Assess and plan
Whether it's a hard, soft or creative outcome, all corporates should now be preparing for Brexit. Extended working capital cycles may be seen, for example, where supply chains in either direction are unsettled by new customs and border controls and the lack of expertise in dealing with tariff and non-tariff barriers.
SEPA (Single Euro Payment Area) access for UK Banks is another particular concern for corporates. Firms that use UK-based euro accounts "may see increased cycle times and additional costs", warns Deborah Mur (Country Head of Global Liquidity and Cash Management, HSBC France). It may be necessary for corporates to consider opening up a euro account in the EU or in the EEA, as a contingency arrangement.
Of course, for every payable there is a receivable. "We need to be equally focused on the readiness side of it from a collection perspective," says Emanuele Vignoli (Managing Director, Head of Global Liquidity and Cash Management, International Europe). "It is paramount that clients engage with their buyers, making sure they update data on the invoice, post-Brexit, to ensure that they avoid any downstream issues in their accounting systems."
In the wide-ranging melee, bankers and treasury teams need to engage with each other "as early as possible" to understand the effect in their respective sectors to get a grasp on optionality, says Vignoli. In certain sectors there could be a significant and necessary overhaul of existing business models. For Alan Duffy (CEO & Head of Banking, HSBC Ireland), this highlights the importance for treasurers to take inputs from right across the organisation, responding to the impacts that the various scenarios might have on them.
Well-prepared businesses are forming crossfunctional 'Brexit working groups', notes Eddie Norton. Analysis of every impacted element – people, trade, supply chain, liquidity and cash management et al – can deliver the requisite oversight. But it is still the treasurer that sits "at the nexus of all these points". This, he feels, presents a "great opportunity for treasurers to step forward and to take the strategic lead".

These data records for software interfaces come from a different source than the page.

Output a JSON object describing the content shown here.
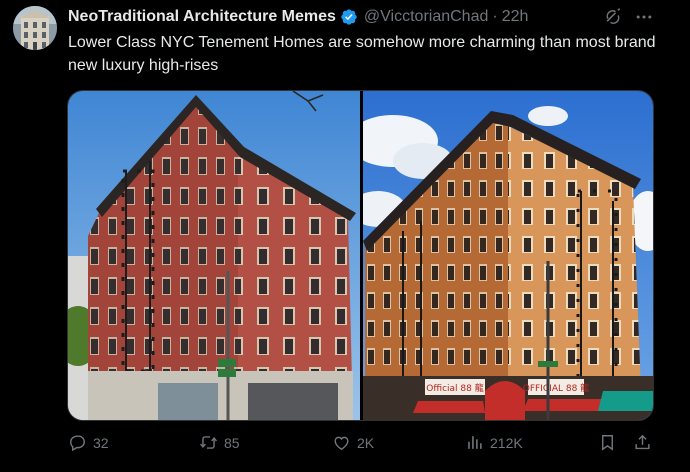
{
  "author": {
    "display_name": "NeoTraditional Architecture Memes",
    "handle": "@VicctorianChad",
    "separator": "·",
    "time": "22h",
    "verified": true
  },
  "tweet": {
    "text": "Lower Class NYC Tenement Homes are somehow more charming than most brand new luxury high-rises"
  },
  "media": {
    "left_signs": [],
    "right_signs": [
      "Official 88 龍",
      "OFFICIAL 88 龍"
    ]
  },
  "actions": {
    "replies": "32",
    "retweets": "85",
    "likes": "2K",
    "views": "212K"
  },
  "colors": {
    "background": "#000000",
    "text": "#e7e9ea",
    "muted": "#71767b",
    "verified": "#1d9bf0"
  }
}
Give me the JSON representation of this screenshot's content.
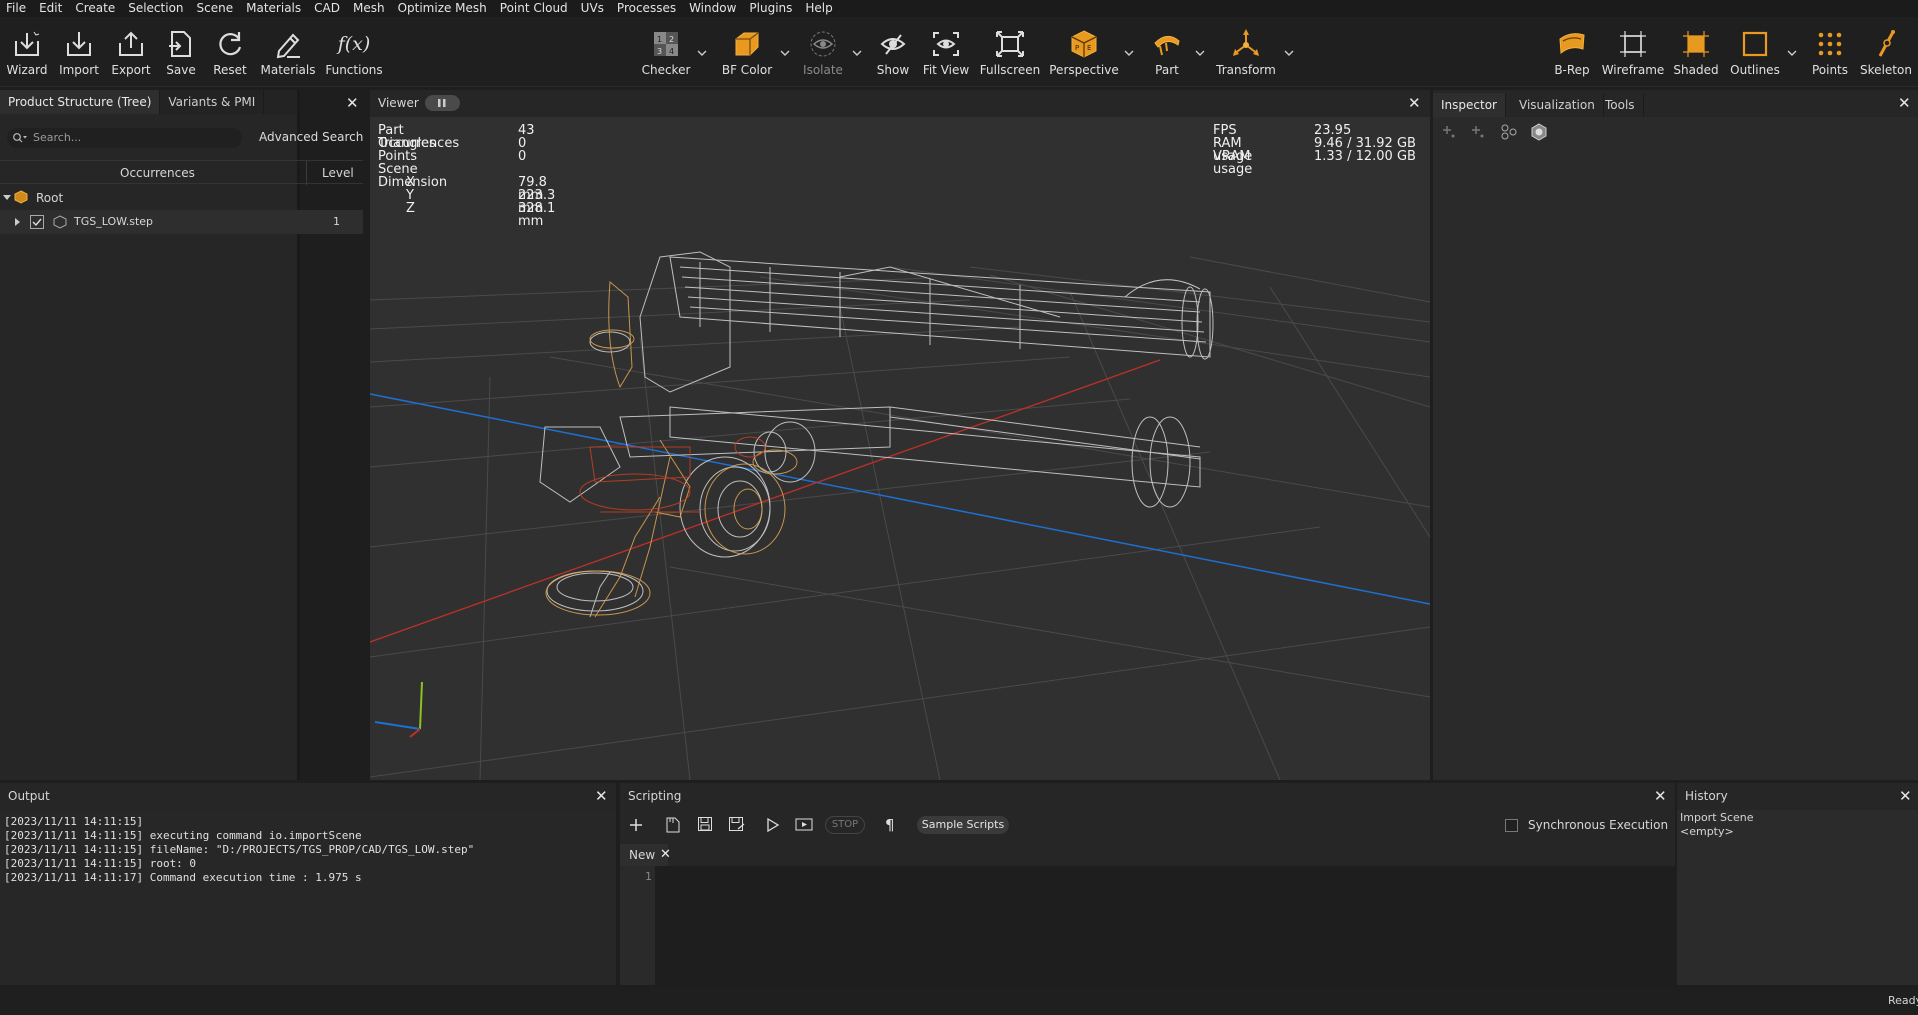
{
  "menu": [
    "File",
    "Edit",
    "Create",
    "Selection",
    "Scene",
    "Materials",
    "CAD",
    "Mesh",
    "Optimize Mesh",
    "Point Cloud",
    "UVs",
    "Processes",
    "Window",
    "Plugins",
    "Help"
  ],
  "toolbar": {
    "left": [
      {
        "label": "Wizard",
        "icon": "wizard-icon"
      },
      {
        "label": "Import",
        "icon": "import-icon"
      },
      {
        "label": "Export",
        "icon": "export-icon"
      },
      {
        "label": "Save",
        "icon": "save-icon"
      },
      {
        "label": "Reset",
        "icon": "reset-icon"
      },
      {
        "label": "Materials",
        "icon": "pencil-icon"
      },
      {
        "label": "Functions",
        "icon": "fx-icon",
        "glyph": "f(x)"
      }
    ],
    "center": [
      {
        "label": "Checker",
        "icon": "checker-icon",
        "glyph": "1 2\n3 4"
      },
      {
        "label": "BF Color",
        "icon": "cube-icon"
      },
      {
        "label": "Isolate",
        "icon": "isolate-eye-icon"
      },
      {
        "label": "Show",
        "icon": "hidden-eye-icon"
      },
      {
        "label": "Fit View",
        "icon": "fit-view-icon"
      },
      {
        "label": "Fullscreen",
        "icon": "fullscreen-icon"
      },
      {
        "label": "Perspective",
        "icon": "perspective-cube-icon",
        "glyph": "PE"
      },
      {
        "label": "Part",
        "icon": "part-icon"
      },
      {
        "label": "Transform",
        "icon": "transform-gizmo-icon"
      }
    ],
    "right": [
      {
        "label": "B-Rep",
        "icon": "brep-icon"
      },
      {
        "label": "Wireframe",
        "icon": "wireframe-icon"
      },
      {
        "label": "Shaded",
        "icon": "shaded-icon"
      },
      {
        "label": "Outlines",
        "icon": "outlines-icon"
      },
      {
        "label": "Points",
        "icon": "points-icon"
      },
      {
        "label": "Skeleton",
        "icon": "skeleton-icon"
      }
    ]
  },
  "left_panel": {
    "tabs": [
      "Product Structure (Tree)",
      "Variants & PMI"
    ],
    "search_placeholder": "Search...",
    "advanced_search": "Advanced Search",
    "col_occurrences": "Occurrences",
    "col_level": "Level",
    "tree": [
      {
        "name": "Root",
        "level": ""
      },
      {
        "name": "TGS_LOW.step",
        "level": "1"
      }
    ]
  },
  "viewer": {
    "tab": "Viewer",
    "stats_left": [
      {
        "label": "Part Occurrences",
        "value": "43"
      },
      {
        "label": "Triangles",
        "value": "0"
      },
      {
        "label": "Points",
        "value": "0"
      },
      {
        "label": "Scene Dimension",
        "value": ""
      },
      {
        "label": "X",
        "value": "79.8 mm"
      },
      {
        "label": "Y",
        "value": "223.3 mm"
      },
      {
        "label": "Z",
        "value": "328.1 mm"
      }
    ],
    "stats_right": [
      {
        "label": "FPS",
        "value": "23.95"
      },
      {
        "label": "RAM usage",
        "value": "9.46 / 31.92 GB"
      },
      {
        "label": "VRAM usage",
        "value": "1.33 / 12.00 GB"
      }
    ]
  },
  "right_panel": {
    "tabs": [
      "Inspector",
      "Visualization",
      "Tools"
    ]
  },
  "output": {
    "title": "Output",
    "lines": [
      "[2023/11/11 14:11:15]",
      "[2023/11/11 14:11:15] executing command io.importScene",
      "[2023/11/11 14:11:15] fileName: \"D:/PROJECTS/TGS_PROP/CAD/TGS_LOW.step\"",
      "[2023/11/11 14:11:15] root: 0",
      "[2023/11/11 14:11:17] Command execution time : 1.975 s"
    ]
  },
  "scripting": {
    "title": "Scripting",
    "stop": "STOP",
    "paragraph": "¶",
    "sample_scripts": "Sample Scripts",
    "sync_label": "Synchronous Execution",
    "tab_new": "New",
    "line_no": "1"
  },
  "history": {
    "title": "History",
    "items": [
      "Import Scene",
      "<empty>"
    ]
  },
  "status": "Ready",
  "colors": {
    "accent": "#f0a020",
    "axis_blue": "#1f6fd0",
    "axis_red": "#c03028",
    "axis_green": "#8fbf20"
  }
}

'Brexit as an opportunity' is an idea espoused by Deborah Mur. Many treasurers are already "unearthing the benefits of getting Brexit-ready", reviewing, perhaps for the first time, their long-established euro liquidity management structures. Taking time out to look at the process end to end can be beneficial and additional efficiencies may arise, says Mur.
Treasurers remain hungry for information, notes Duffy. Accordingly, they should expect their banks "to be absolutely on top of the game". Certainly, they are being judged on their strength as a counterparty in a post-Brexit world. They are being evaluated on their presence in Europe, balance-sheet positioning, and their ability to maintain service delivery even if passporting rights are lost.
Vignoli urges treasurers to question whether their banks are talking to them seriously about contingency arrangements. "They should be reassuring you that they'll be able to support you in a variety of Brexit scenarios. If they're not, then be demanding."
At HSBC, it's "business as usual", says Norton. Coupled with "a very deep and extensive cash management proposition on the continent", HSBC will leverage our European network and our main European hubs in France and Germany to ensure continuity of service. Also, with a significant corporate and retail bank in France, this, adds Mur, gives the bank direct access to the high- and low-value euro clearing system "enabling us to continue providing the same continuity of service as we do today".
Of course, deep planning really starts within the business. As the one true business nexus, planning driven by the treasury function is likely to present the most insightful Brexit contingency. Treasurers should not wait to be forced into action by the deadline. They should use the coming months as an opportunity to review, plan and optimise, making sure to exploit their banks' expertise wherever possible.